§ GOAL OF THE EXERCISE
Copy out each line of the material in which the word "Plane" appears.

§ SUPPLIED DATA
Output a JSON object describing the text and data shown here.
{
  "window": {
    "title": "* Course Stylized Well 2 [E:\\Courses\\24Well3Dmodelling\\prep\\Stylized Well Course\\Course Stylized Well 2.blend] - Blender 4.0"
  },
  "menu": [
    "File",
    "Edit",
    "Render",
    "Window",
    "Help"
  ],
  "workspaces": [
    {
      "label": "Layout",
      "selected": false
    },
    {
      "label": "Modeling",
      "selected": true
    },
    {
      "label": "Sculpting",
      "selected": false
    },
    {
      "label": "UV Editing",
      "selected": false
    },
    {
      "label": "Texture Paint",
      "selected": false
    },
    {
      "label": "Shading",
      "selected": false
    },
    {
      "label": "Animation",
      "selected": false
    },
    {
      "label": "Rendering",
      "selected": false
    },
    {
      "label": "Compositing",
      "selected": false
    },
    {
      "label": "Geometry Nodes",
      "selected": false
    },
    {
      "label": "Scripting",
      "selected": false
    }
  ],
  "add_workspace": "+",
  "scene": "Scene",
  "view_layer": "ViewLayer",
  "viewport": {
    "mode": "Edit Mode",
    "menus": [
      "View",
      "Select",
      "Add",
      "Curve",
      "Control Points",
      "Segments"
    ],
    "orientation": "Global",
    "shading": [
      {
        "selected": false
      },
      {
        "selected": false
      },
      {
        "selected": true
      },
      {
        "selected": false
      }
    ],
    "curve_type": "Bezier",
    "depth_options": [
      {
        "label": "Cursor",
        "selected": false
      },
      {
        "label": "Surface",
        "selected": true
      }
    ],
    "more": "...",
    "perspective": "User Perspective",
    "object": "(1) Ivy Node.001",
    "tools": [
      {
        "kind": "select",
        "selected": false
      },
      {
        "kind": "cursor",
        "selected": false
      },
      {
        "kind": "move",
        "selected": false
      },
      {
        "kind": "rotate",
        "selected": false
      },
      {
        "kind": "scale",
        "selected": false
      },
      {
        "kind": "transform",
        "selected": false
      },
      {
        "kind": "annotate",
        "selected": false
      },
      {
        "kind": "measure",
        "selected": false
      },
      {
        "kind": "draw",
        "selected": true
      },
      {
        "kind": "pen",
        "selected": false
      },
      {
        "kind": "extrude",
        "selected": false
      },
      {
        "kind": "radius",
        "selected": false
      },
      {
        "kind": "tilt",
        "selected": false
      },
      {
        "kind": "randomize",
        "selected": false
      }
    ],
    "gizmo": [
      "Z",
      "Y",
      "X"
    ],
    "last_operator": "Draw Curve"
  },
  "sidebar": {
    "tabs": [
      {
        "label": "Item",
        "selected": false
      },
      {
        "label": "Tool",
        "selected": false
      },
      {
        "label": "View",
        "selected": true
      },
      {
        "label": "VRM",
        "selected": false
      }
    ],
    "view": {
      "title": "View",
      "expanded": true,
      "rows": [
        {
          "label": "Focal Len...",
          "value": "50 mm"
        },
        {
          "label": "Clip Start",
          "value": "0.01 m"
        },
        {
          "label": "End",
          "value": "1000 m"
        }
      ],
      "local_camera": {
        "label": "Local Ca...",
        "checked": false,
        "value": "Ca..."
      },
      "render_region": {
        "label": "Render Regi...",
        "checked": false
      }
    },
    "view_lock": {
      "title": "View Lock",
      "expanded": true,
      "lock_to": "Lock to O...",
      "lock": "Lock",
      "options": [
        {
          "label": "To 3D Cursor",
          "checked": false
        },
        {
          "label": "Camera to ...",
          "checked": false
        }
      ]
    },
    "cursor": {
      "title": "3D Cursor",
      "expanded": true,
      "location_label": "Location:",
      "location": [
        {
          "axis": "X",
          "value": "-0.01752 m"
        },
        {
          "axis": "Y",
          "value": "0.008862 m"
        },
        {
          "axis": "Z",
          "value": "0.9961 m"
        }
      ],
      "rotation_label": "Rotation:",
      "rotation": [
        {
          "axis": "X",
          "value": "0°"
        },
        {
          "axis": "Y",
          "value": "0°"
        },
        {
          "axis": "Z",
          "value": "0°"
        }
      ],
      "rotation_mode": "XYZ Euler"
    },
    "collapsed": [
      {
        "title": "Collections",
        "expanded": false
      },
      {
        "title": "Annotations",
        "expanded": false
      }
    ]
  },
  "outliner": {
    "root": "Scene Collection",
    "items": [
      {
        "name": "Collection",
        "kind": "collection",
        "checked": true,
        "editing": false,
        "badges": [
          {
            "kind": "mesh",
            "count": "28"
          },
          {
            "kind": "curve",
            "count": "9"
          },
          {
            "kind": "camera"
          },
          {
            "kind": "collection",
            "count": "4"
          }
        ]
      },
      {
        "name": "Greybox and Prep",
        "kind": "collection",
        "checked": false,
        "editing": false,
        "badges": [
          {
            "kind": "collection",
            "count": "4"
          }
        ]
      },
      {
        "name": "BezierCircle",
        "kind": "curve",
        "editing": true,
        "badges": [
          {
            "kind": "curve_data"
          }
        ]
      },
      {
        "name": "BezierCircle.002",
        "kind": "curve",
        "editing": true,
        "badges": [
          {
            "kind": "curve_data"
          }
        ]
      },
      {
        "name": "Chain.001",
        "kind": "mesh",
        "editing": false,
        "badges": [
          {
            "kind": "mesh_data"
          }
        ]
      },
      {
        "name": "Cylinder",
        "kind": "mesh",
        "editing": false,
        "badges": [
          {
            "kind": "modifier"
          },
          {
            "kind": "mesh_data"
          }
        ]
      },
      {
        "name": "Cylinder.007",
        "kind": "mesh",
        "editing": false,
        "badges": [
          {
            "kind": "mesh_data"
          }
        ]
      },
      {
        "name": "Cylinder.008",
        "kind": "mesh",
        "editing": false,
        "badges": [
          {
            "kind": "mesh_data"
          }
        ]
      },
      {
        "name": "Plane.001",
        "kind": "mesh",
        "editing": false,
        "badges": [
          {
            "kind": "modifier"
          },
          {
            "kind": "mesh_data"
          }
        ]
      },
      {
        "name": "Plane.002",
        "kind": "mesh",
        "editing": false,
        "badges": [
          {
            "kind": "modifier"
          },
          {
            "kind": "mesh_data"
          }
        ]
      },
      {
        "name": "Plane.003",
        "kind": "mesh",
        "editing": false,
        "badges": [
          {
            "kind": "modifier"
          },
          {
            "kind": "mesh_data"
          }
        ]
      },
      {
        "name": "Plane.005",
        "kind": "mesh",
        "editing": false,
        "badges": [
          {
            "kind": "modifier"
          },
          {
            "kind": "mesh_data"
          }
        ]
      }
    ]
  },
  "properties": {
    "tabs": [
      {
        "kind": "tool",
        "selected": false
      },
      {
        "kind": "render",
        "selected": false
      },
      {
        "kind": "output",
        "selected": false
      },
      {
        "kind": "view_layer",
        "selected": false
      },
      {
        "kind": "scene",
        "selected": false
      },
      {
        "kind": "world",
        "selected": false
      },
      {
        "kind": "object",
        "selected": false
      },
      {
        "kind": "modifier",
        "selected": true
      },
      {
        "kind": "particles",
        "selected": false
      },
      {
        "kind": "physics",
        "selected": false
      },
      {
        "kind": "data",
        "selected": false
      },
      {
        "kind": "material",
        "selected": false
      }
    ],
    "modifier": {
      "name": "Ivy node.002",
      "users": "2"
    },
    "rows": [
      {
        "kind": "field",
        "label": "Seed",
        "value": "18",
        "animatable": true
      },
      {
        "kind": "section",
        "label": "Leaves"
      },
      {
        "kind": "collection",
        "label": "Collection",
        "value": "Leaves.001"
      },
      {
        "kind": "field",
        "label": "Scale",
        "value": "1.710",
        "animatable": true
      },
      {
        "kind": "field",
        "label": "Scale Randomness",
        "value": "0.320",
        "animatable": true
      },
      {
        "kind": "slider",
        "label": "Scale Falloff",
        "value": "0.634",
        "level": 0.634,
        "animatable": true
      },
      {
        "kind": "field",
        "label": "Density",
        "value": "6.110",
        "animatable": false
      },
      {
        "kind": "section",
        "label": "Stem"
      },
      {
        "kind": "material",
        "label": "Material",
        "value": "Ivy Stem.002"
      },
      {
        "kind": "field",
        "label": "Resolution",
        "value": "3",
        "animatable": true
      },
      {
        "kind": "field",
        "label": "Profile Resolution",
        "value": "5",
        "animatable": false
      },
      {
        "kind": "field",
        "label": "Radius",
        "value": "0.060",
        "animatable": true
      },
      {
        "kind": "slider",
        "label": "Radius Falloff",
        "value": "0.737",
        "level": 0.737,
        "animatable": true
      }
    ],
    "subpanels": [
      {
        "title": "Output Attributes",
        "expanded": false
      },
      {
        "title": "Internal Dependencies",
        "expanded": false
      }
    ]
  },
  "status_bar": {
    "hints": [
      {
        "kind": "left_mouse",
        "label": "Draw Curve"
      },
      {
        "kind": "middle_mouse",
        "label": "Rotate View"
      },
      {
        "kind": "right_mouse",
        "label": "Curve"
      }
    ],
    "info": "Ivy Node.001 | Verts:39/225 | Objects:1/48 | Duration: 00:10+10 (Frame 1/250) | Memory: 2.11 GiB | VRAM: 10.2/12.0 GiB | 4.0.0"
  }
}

§ ANSWER BOX
        "name": "Plane.001",
        "name": "Plane.002",
        "name": "Plane.003",
        "name": "Plane.005",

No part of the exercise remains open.